- What you should do
Copy out the data word for word, without any of its pictures.

- Dataset
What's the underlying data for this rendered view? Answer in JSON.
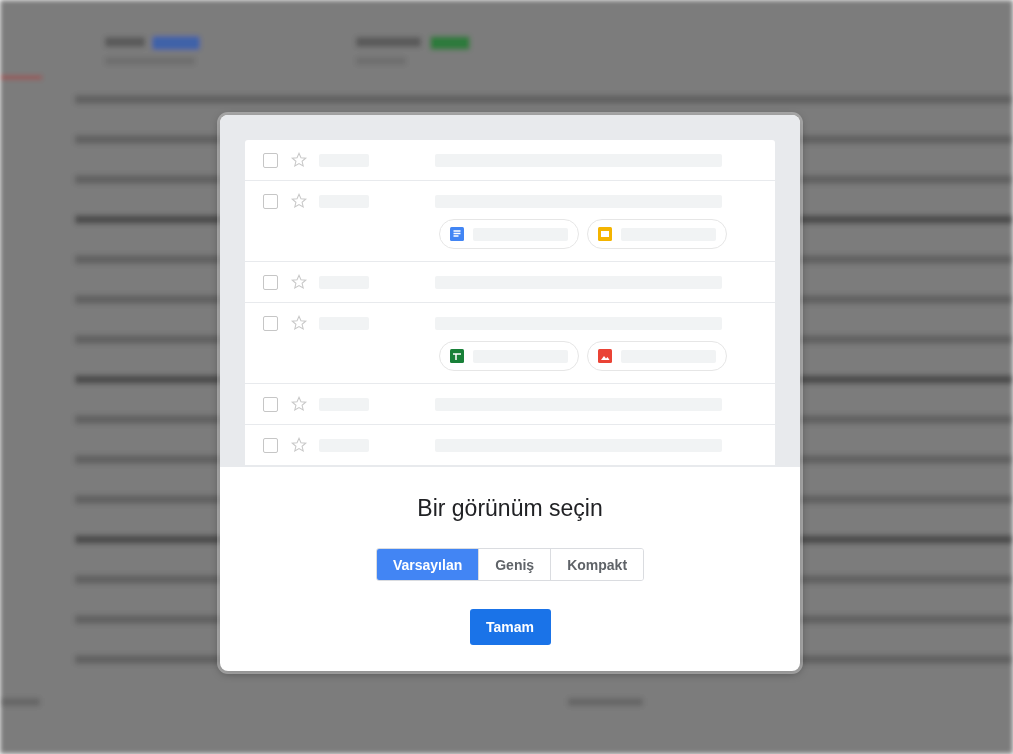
{
  "preview": {
    "rows": [
      {
        "kind": "plain",
        "checked": false,
        "starred": false
      },
      {
        "kind": "attachments",
        "checked": false,
        "starred": false,
        "attachments": [
          {
            "kind": "document"
          },
          {
            "kind": "slides"
          }
        ]
      },
      {
        "kind": "plain",
        "checked": false,
        "starred": false
      },
      {
        "kind": "attachments",
        "checked": false,
        "starred": false,
        "attachments": [
          {
            "kind": "spreadsheet"
          },
          {
            "kind": "image"
          }
        ]
      },
      {
        "kind": "plain",
        "checked": false,
        "starred": false
      },
      {
        "kind": "plain",
        "checked": false,
        "starred": false
      }
    ]
  },
  "dialog": {
    "title": "Bir görünüm seçin",
    "view_options": [
      {
        "label": "Varsayılan",
        "selected": true
      },
      {
        "label": "Geniş",
        "selected": false
      },
      {
        "label": "Kompakt",
        "selected": false
      }
    ],
    "confirm_button": "Tamam"
  }
}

- Your response
What's the underlying data for this rendered view? Answer in JSON.
{
  "preview": {
    "rows": [
      {
        "kind": "plain",
        "checked": false,
        "starred": false
      },
      {
        "kind": "attachments",
        "checked": false,
        "starred": false,
        "attachments": [
          {
            "kind": "document"
          },
          {
            "kind": "slides"
          }
        ]
      },
      {
        "kind": "plain",
        "checked": false,
        "starred": false
      },
      {
        "kind": "attachments",
        "checked": false,
        "starred": false,
        "attachments": [
          {
            "kind": "spreadsheet"
          },
          {
            "kind": "image"
          }
        ]
      },
      {
        "kind": "plain",
        "checked": false,
        "starred": false
      },
      {
        "kind": "plain",
        "checked": false,
        "starred": false
      }
    ]
  },
  "dialog": {
    "title": "Bir görünüm seçin",
    "view_options": [
      {
        "label": "Varsayılan",
        "selected": true
      },
      {
        "label": "Geniş",
        "selected": false
      },
      {
        "label": "Kompakt",
        "selected": false
      }
    ],
    "confirm_button": "Tamam"
  }
}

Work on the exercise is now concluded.